He didn’t go on to say what needs saying.  Namely that the South African guy needs to go home and  tend his own affairs.  There’s plenty of digging to be done in Africa and plenty of good US academians capable of handling any digging needs doing here.  And most especially the South African guy needs to be kept away from the copper artifacts found in Florida and Georgia in other mounds that bear a strong similarity to Aztec artifacts in Mexico.

We don’t need any guys running around in pickup trucks drinking beer and talking about Mayan calendars.  Things are already complicated enough.

Which brings me to crowfoots and wobblehead extensions.  I borrowed Little Red yesterday and went into Kerrville.  I spent a goodly while hanging around in the AutoZone store picking the brains of guys in bib overalls with grease under their fingernails.

Those wobblehead extensions offer a new lease on life for the hope of getting the starter off the Communist Toyota.  The crowfoots might be helpful getting the new one back on.  Not pictured here, but also new to  the anti-Japanese engineering arsenal is a mirror that swivels at the end of a telescoping handle for looking into places nobody ever intended them to be looked into.

Old Jules

Sunday Morning November 27, 2011 Musings

Old Sol’s finally recovering some dignity, getting some of the southern hemisphere melodrama behind him.  He’s spun around about 90 degrees and you can still see some of it lower right near the horizon.  But all-in-all he appears to be getting back to the business at hand. 

Nobody’s sure what the business at hand is, there’s a nice little solar breeze flowing out of that coronal-hole complex mid-south, leading us the way a hunter leads a goose he’s trying to shoot down.  It ought to reach us around the 29th of November.  Interesting stuff happening down at the south pole.  Remember where you heard it first.

I went up to turn out Kay’s chickens just before daybreak and kicked up a herd of about 20 wild turkeys, which we haven’t seen on this property in a goodly while.  But the country’s filled with hunters now, and there was some shooting not-too-far from the property lines yesterday.  They’re skittish critters and might have decided this side of the fences is safer, everything else being equal.

I swung into Kerrville yesterday to finally pick up that primer-bulb for the chainsaw and get chain and bar oil.  In the AutoZone store I noticed a couple of things I think might actually be worth buying as new tools after studying them a while.  One is a ratchet with 1/4 inch drive on one side and 3/8 inch drive on the other.  It has a comparatively short handle and a break just where the ratchet handle ends with a swivel on it to allow the handle to be bent allowing access to communistly personal space invaded places.

The other was a set of two box-end wrenches with ratcheting heads covering 8mm, 10mm, 12mm, 13mm, 14mm, 17mm, 18mm and 19mm.  If someone had told me yesterday morning I’d buy some new tools if I went to town they’d have lost intellectual standing in my eyes.
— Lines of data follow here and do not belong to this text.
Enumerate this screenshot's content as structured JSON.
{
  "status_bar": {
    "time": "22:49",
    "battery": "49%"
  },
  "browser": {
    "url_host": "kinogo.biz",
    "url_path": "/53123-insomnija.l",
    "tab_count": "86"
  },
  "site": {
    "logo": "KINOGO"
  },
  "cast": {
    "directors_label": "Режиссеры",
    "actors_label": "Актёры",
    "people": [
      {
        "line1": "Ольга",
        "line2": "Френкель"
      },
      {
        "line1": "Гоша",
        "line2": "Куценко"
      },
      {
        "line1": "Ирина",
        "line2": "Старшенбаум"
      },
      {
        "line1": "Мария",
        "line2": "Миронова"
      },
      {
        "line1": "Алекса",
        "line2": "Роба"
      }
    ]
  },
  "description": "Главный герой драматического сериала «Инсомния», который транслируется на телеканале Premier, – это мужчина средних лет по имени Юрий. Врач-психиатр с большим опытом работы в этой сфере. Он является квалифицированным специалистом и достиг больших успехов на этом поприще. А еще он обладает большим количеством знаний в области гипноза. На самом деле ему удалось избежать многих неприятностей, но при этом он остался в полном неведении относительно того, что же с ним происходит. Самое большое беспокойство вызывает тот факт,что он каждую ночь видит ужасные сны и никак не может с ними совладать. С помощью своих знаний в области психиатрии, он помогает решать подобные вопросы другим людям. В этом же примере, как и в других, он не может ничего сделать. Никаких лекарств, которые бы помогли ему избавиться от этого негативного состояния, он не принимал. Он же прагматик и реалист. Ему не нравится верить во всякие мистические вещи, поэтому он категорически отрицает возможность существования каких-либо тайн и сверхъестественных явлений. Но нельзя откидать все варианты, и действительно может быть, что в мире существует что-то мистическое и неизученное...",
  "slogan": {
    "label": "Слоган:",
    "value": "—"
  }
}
But looking at these I’m figuring I’m a pretty smart puppy.

Afterthought:  Jeanne found a discarded copy of Chancellorsville, by Edward J. Stackpole and sent it to me for my birthday.  I’m up to my elbows in it, finding it particularly interesting because the Stackpole generation of Civil War historians have such different perspectives about so many facets of what went on in that war.  He goes into loving detail about Hooker’s history, his behaviors throughout his career, his relationships with Lincoln and his various commanders and particularly with Burnside.  I’d never read that scandalous self-aggrandizing report he sent in about Antietam before now.  I’d also never encountered Grant’s “I consider Hooker a dangerous man,” appraisal of him. 

If I’d been driving my own truck I’d have had Chancellorsville propped up on the steering-wheel reading it on the drive to and from Kerrville, is how seductive I’m finding the tome.

Old Jules